The sum term in the numerator is equal to $0$ by our assumption that $\tau$ is uncorrelated with any of $x_{2}, \dots, x_{p}$. Substituting our transformation in for $x_{1}$ in our remaining term, we have

$\hat\beta_{1}\text{Cov}(x_{1}, \tau) = \hat\beta_{1}\text{Cov}(\alpha_{0} + \alpha_{2}x_{2} + \alpha_{3}x_{3} + \dots + \alpha_{p}x_{p} + \tau, \tau) = \hat\beta_{1}\text{Var}(\tau)$, where the last equality follows again by $\tau$ being uncorrelated with any of $x_{2}, \dots, x_{p}$. The $\text{Var}(\tau)$ term in the numerator and denominator now cancel, and we are left with $\hat\beta_{1}$, demonstrating that indeed $\hat\beta_{1} = \frac{\text{Cov}(y, \tau)}{\text{Var}(\tau)}$. But by construction, $\tau$ was the part of $x_{1}$ that was uncorrelated with any of the other variables $x_{2}, \dots, x_{p}$. The above argument also shows, mutatis mutandis, the same relationship for the other coefficients $\hat\beta_{2}, \dots, \hat\beta_{p}$.

• The notation in this post is extremely confusing, because (1) it does not distinguish between model parameters and their estimates and (2) it does not indicate whether "Cov" and "Var" concern calculations with data or with random variables.
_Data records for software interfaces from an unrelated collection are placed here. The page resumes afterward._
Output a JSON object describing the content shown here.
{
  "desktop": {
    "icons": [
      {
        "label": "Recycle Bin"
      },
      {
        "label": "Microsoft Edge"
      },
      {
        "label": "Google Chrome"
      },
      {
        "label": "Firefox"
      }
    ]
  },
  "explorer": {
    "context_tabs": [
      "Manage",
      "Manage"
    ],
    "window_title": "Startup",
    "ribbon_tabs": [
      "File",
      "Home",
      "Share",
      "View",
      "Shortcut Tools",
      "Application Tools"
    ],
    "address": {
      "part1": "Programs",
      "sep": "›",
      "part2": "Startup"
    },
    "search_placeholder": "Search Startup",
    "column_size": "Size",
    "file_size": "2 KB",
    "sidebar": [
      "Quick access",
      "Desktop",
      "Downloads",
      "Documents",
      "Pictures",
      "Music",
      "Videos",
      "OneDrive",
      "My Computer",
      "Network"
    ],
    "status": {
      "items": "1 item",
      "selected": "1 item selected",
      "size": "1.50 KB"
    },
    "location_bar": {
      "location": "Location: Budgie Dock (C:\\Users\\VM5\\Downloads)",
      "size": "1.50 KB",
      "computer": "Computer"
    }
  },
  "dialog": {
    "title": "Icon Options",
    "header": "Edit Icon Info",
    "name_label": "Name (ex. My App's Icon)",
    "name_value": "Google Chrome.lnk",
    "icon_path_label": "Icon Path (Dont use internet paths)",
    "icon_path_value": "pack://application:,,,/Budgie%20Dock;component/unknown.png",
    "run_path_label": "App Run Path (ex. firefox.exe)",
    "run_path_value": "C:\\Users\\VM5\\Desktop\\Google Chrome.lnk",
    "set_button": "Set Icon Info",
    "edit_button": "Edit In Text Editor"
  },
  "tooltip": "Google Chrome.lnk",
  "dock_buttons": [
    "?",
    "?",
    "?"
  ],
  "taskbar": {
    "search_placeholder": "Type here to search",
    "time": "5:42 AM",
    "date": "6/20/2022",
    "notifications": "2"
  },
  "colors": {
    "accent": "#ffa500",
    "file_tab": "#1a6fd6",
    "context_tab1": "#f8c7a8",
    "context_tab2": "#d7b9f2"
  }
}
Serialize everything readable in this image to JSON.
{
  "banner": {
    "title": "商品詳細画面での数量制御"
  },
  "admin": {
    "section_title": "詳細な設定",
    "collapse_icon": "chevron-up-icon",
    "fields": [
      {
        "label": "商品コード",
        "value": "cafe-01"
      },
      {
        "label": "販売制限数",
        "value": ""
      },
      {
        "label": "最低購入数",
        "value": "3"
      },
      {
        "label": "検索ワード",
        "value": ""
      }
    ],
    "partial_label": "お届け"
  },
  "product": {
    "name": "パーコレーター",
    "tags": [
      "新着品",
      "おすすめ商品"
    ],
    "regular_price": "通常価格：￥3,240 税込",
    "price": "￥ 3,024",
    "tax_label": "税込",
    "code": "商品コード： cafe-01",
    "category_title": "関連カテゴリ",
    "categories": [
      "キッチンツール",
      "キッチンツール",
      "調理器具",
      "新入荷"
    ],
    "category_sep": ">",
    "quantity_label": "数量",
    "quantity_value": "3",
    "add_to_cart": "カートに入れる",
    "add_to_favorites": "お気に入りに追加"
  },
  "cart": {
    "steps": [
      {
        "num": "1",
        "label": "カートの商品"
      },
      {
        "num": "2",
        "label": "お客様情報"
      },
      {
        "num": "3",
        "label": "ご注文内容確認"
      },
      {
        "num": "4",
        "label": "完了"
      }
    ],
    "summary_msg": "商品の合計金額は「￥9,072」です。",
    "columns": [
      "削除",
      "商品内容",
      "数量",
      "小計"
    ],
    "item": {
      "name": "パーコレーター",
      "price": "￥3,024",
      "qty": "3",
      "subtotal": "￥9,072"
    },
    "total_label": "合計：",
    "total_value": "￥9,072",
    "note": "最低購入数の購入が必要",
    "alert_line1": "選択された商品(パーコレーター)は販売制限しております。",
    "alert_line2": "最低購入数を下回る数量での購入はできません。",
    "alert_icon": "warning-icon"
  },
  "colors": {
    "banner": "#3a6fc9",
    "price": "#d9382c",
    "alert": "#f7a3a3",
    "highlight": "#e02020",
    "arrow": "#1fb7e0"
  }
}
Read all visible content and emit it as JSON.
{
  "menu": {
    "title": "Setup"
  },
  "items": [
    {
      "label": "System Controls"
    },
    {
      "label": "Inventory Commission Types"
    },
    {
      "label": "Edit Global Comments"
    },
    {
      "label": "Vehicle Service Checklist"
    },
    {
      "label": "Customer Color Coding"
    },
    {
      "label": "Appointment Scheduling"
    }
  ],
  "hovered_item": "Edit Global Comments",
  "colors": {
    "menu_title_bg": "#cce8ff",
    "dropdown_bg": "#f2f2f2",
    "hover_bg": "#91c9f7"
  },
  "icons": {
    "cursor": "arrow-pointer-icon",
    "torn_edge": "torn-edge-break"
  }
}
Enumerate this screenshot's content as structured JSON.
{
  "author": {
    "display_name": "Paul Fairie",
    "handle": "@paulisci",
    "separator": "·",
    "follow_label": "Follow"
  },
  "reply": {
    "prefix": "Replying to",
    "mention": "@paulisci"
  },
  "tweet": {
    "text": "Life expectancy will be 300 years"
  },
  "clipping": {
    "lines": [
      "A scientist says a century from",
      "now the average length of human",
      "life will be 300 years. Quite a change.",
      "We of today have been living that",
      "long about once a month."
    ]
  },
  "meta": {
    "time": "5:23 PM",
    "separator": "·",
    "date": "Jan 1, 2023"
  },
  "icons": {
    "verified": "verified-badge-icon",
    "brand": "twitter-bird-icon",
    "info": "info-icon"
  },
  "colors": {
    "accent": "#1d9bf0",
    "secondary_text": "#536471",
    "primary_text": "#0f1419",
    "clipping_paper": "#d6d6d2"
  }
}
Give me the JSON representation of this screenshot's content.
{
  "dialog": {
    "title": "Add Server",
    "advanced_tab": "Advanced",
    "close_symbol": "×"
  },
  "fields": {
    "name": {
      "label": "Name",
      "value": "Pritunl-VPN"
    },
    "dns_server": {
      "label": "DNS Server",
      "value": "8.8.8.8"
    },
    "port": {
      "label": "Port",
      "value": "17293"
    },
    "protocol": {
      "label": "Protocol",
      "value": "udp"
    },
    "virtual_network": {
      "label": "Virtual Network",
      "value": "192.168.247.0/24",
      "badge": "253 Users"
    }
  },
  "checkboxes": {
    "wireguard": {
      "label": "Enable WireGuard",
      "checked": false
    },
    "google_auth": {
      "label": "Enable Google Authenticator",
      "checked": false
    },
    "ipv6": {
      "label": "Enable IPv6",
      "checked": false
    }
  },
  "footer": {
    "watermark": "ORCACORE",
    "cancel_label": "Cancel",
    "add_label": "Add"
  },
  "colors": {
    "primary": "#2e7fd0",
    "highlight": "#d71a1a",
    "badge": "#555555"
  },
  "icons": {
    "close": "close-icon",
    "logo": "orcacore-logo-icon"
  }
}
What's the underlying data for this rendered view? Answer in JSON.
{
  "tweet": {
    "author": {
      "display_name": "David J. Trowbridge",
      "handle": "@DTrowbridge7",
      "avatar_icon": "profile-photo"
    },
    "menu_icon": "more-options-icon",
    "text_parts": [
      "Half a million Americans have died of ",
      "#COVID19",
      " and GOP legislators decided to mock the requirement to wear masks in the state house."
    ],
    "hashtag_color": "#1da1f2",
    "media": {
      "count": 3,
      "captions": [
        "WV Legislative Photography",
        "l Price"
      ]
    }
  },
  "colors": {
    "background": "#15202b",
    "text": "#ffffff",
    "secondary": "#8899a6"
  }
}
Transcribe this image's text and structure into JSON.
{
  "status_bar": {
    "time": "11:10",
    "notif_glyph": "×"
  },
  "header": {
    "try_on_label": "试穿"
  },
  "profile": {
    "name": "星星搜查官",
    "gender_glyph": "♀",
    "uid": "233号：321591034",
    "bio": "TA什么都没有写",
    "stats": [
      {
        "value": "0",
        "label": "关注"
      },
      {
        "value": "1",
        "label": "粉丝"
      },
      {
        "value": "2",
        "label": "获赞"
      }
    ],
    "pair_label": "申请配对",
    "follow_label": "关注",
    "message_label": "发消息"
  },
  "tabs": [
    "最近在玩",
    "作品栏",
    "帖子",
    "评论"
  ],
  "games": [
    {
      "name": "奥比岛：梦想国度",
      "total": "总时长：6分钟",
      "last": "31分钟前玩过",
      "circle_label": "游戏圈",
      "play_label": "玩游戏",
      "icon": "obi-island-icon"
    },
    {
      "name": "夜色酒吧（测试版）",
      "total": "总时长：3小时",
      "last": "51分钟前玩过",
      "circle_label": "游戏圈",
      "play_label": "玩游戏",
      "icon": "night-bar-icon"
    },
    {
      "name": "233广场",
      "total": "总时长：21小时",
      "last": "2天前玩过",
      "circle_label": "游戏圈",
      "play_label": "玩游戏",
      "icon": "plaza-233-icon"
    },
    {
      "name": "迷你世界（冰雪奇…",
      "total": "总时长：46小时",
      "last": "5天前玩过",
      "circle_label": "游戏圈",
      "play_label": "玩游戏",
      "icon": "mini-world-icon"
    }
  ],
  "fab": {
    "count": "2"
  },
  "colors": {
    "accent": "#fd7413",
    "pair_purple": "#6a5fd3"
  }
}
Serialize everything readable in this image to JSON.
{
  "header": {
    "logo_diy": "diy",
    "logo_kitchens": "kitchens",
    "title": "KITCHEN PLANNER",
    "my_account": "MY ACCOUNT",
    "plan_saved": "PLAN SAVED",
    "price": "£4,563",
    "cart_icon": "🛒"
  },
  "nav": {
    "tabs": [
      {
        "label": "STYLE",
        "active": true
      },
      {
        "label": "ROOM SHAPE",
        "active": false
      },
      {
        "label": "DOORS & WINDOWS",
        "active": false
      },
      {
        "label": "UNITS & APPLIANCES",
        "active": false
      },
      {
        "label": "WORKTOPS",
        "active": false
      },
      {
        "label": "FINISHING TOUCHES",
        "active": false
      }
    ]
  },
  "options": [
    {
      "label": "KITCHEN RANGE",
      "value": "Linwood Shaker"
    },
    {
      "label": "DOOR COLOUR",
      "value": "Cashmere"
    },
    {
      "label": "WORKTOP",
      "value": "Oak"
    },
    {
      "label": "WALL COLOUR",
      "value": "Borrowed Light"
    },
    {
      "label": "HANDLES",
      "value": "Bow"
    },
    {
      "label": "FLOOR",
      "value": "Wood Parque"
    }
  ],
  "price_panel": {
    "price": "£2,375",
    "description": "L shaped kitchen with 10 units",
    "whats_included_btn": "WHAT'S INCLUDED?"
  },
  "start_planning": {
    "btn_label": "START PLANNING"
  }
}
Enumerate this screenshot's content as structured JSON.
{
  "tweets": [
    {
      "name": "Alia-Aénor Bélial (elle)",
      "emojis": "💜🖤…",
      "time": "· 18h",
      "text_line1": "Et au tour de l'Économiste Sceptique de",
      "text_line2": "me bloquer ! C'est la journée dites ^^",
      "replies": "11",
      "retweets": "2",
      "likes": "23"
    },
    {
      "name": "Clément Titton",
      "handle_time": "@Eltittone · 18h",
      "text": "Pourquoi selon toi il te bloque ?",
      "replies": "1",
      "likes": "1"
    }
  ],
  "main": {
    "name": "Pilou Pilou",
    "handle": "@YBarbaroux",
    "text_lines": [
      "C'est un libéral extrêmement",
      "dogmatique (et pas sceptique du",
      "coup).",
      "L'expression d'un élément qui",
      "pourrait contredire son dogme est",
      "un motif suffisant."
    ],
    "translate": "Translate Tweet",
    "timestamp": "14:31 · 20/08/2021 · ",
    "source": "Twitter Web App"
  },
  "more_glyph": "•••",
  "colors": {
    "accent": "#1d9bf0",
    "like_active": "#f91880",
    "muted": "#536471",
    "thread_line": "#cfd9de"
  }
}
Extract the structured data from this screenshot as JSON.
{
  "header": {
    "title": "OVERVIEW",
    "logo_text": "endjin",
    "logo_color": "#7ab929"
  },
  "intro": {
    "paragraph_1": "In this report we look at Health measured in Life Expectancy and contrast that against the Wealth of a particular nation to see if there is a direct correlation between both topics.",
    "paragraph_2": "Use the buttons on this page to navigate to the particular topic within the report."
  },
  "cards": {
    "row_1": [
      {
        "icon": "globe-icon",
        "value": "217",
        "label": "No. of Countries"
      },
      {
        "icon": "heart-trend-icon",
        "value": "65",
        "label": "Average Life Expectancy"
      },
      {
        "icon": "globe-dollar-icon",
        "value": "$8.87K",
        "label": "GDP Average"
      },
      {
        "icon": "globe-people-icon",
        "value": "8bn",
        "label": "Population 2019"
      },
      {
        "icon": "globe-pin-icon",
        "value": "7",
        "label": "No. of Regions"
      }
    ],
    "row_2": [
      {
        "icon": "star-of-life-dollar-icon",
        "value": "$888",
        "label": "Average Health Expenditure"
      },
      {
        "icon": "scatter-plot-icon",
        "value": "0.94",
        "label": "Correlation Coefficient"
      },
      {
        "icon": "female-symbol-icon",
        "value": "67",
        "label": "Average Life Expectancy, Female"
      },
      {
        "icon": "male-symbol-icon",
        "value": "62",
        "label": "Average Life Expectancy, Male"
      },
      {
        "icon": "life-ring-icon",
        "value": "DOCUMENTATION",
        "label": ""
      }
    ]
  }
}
Most likely the former is intended but the latter is strongly implied whenever $\varepsilon$ appears.
– whuber
Sep 8, 2018 at 17:02
• @whuber good point - I will modify the notation to clarify the statements. Sep 8, 2018 at 17:05